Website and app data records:
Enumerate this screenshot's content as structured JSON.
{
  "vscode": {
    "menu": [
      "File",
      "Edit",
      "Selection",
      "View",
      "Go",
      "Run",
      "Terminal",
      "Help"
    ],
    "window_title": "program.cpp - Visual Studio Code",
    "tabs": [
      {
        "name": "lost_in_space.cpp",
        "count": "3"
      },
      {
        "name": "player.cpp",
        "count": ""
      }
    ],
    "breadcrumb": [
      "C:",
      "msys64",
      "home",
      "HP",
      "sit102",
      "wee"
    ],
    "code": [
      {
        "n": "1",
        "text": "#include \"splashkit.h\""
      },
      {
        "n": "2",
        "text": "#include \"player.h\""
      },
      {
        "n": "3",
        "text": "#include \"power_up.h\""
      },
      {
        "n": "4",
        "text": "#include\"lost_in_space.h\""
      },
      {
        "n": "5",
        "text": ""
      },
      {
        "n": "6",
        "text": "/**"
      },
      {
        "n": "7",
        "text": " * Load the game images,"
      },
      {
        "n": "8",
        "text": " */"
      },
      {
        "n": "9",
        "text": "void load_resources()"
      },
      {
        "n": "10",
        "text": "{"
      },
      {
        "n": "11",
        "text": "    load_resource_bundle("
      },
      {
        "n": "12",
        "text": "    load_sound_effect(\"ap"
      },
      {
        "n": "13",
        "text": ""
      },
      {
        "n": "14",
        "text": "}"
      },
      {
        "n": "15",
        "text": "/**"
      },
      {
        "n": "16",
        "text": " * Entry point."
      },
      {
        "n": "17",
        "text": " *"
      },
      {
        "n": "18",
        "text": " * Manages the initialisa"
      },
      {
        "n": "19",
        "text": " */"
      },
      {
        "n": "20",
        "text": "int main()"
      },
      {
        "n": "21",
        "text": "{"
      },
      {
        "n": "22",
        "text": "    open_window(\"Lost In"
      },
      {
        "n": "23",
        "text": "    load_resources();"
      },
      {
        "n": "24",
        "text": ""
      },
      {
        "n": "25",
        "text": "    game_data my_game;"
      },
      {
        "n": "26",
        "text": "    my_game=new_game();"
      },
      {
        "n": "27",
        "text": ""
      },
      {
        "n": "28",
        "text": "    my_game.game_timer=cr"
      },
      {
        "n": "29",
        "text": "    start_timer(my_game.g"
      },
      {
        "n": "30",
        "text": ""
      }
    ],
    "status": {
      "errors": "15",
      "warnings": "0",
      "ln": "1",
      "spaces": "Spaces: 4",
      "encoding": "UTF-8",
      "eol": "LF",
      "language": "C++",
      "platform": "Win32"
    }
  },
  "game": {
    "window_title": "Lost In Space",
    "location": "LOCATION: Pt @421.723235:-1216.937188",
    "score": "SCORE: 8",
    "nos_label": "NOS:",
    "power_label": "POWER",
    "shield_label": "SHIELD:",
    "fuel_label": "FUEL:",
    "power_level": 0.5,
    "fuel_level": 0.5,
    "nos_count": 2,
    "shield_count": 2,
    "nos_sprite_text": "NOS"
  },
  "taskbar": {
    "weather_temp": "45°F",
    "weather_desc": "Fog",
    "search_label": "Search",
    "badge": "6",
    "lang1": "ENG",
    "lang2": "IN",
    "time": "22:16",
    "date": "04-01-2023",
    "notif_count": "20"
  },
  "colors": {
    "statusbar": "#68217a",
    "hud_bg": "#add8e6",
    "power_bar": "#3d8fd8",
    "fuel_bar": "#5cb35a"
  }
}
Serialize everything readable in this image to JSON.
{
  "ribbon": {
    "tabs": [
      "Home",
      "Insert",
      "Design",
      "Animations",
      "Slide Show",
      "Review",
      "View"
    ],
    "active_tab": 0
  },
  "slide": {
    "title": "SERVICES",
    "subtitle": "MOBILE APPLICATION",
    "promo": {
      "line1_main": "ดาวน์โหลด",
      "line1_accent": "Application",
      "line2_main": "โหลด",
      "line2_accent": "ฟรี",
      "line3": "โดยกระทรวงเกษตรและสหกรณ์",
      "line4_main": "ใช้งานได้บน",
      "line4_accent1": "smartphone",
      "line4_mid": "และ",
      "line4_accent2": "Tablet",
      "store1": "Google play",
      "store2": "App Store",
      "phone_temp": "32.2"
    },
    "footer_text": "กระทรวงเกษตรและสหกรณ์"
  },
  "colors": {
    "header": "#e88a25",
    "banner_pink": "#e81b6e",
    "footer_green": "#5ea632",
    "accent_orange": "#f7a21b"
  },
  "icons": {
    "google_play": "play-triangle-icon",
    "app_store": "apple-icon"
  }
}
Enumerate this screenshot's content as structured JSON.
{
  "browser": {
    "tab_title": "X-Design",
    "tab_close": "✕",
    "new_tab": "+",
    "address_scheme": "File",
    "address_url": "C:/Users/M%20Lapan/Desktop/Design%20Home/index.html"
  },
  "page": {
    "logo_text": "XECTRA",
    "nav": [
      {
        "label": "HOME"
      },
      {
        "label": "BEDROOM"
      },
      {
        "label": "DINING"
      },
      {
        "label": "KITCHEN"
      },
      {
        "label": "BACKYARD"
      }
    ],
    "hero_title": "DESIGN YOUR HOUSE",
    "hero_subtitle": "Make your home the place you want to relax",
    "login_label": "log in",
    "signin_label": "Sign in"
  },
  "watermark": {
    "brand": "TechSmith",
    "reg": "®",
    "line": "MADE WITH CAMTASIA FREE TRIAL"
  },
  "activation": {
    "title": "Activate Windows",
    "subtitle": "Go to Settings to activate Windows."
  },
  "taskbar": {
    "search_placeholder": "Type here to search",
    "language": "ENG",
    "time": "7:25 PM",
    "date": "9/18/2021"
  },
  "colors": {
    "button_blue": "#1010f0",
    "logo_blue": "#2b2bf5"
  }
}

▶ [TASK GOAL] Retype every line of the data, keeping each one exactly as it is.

▶ [EXERCISE RESULT]
Enumerate this screenshot's content as structured JSON.
{
  "vscode": {
    "menu": [
      "File",
      "Edit",
      "Selection",
      "View",
      "Go",
      "Run",
      "Terminal",
      "Help"
    ],
    "window_title": "program.cpp - Visual Studio Code",
    "tabs": [
      {
        "name": "lost_in_space.cpp",
        "count": "3"
      },
      {
        "name": "player.cpp",
        "count": ""
      }
    ],
    "breadcrumb": [
      "C:",
      "msys64",
      "home",
      "HP",
      "sit102",
      "wee"
    ],
    "code": [
      {
        "n": "1",
        "text": "#include \"splashkit.h\""
      },
      {
        "n": "2",
        "text": "#include \"player.h\""
      },
      {
        "n": "3",
        "text": "#include \"power_up.h\""
      },
      {
        "n": "4",
        "text": "#include\"lost_in_space.h\""
      },
      {
        "n": "5",
        "text": ""
      },
      {
        "n": "6",
        "text": "/**"
      },
      {
        "n": "7",
        "text": " * Load the game images,"
      },
      {
        "n": "8",
        "text": " */"
      },
      {
        "n": "9",
        "text": "void load_resources()"
      },
      {
        "n": "10",
        "text": "{"
      },
      {
        "n": "11",
        "text": "    load_resource_bundle("
      },
      {
        "n": "12",
        "text": "    load_sound_effect(\"ap"
      },
      {
        "n": "13",
        "text": ""
      },
      {
        "n": "14",
        "text": "}"
      },
      {
        "n": "15",
        "text": "/**"
      },
      {
        "n": "16",
        "text": " * Entry point."
      },
      {
        "n": "17",
        "text": " *"
      },
      {
        "n": "18",
        "text": " * Manages the initialisa"
      },
      {
        "n": "19",
        "text": " */"
      },
      {
        "n": "20",
        "text": "int main()"
      },
      {
        "n": "21",
        "text": "{"
      },
      {
        "n": "22",
        "text": "    open_window(\"Lost In"
      },
      {
        "n": "23",
        "text": "    load_resources();"
      },
      {
        "n": "24",
        "text": ""
      },
      {
        "n": "25",
        "text": "    game_data my_game;"
      },
      {
        "n": "26",
        "text": "    my_game=new_game();"
      },
      {
        "n": "27",
        "text": ""
      },
      {
        "n": "28",
        "text": "    my_game.game_timer=cr"
      },
      {
        "n": "29",
        "text": "    start_timer(my_game.g"
      },
      {
        "n": "30",
        "text": ""
      }
    ],
    "status": {
      "errors": "15",
      "warnings": "0",
      "ln": "1",
      "spaces": "Spaces: 4",
      "encoding": "UTF-8",
      "eol": "LF",
      "language": "C++",
      "platform": "Win32"
    }
  },
  "game": {
    "window_title": "Lost In Space",
    "location": "LOCATION: Pt @421.723235:-1216.937188",
    "score": "SCORE: 8",
    "nos_label": "NOS:",
    "power_label": "POWER",
    "shield_label": "SHIELD:",
    "fuel_label": "FUEL:",
    "power_level": 0.5,
    "fuel_level": 0.5,
    "nos_count": 2,
    "shield_count": 2,
    "nos_sprite_text": "NOS"
  },
  "taskbar": {
    "weather_temp": "45°F",
    "weather_desc": "Fog",
    "search_label": "Search",
    "badge": "6",
    "lang1": "ENG",
    "lang2": "IN",
    "time": "22:16",
    "date": "04-01-2023",
    "notif_count": "20"
  },
  "colors": {
    "statusbar": "#68217a",
    "hud_bg": "#add8e6",
    "power_bar": "#3d8fd8",
    "fuel_bar": "#5cb35a"
  }
}
Serialize everything readable in this image to JSON.
{
  "ribbon": {
    "tabs": [
      "Home",
      "Insert",
      "Design",
      "Animations",
      "Slide Show",
      "Review",
      "View"
    ],
    "active_tab": 0
  },
  "slide": {
    "title": "SERVICES",
    "subtitle": "MOBILE APPLICATION",
    "promo": {
      "line1_main": "ดาวน์โหลด",
      "line1_accent": "Application",
      "line2_main": "โหลด",
      "line2_accent": "ฟรี",
      "line3": "โดยกระทรวงเกษตรและสหกรณ์",
      "line4_main": "ใช้งานได้บน",
      "line4_accent1": "smartphone",
      "line4_mid": "และ",
      "line4_accent2": "Tablet",
      "store1": "Google play",
      "store2": "App Store",
      "phone_temp": "32.2"
    },
    "footer_text": "กระทรวงเกษตรและสหกรณ์"
  },
  "colors": {
    "header": "#e88a25",
    "banner_pink": "#e81b6e",
    "footer_green": "#5ea632",
    "accent_orange": "#f7a21b"
  },
  "icons": {
    "google_play": "play-triangle-icon",
    "app_store": "apple-icon"
  }
}
Enumerate this screenshot's content as structured JSON.
{
  "browser": {
    "tab_title": "X-Design",
    "tab_close": "✕",
    "new_tab": "+",
    "address_scheme": "File",
    "address_url": "C:/Users/M%20Lapan/Desktop/Design%20Home/index.html"
  },
  "page": {
    "logo_text": "XECTRA",
    "nav": [
      {
        "label": "HOME"
      },
      {
        "label": "BEDROOM"
      },
      {
        "label": "DINING"
      },
      {
        "label": "KITCHEN"
      },
      {
        "label": "BACKYARD"
      }
    ],
    "hero_title": "DESIGN YOUR HOUSE",
    "hero_subtitle": "Make your home the place you want to relax",
    "login_label": "log in",
    "signin_label": "Sign in"
  },
  "watermark": {
    "brand": "TechSmith",
    "reg": "®",
    "line": "MADE WITH CAMTASIA FREE TRIAL"
  },
  "activation": {
    "title": "Activate Windows",
    "subtitle": "Go to Settings to activate Windows."
  },
  "taskbar": {
    "search_placeholder": "Type here to search",
    "language": "ENG",
    "time": "7:25 PM",
    "date": "9/18/2021"
  },
  "colors": {
    "button_blue": "#1010f0",
    "logo_blue": "#2b2bf5"
  }
}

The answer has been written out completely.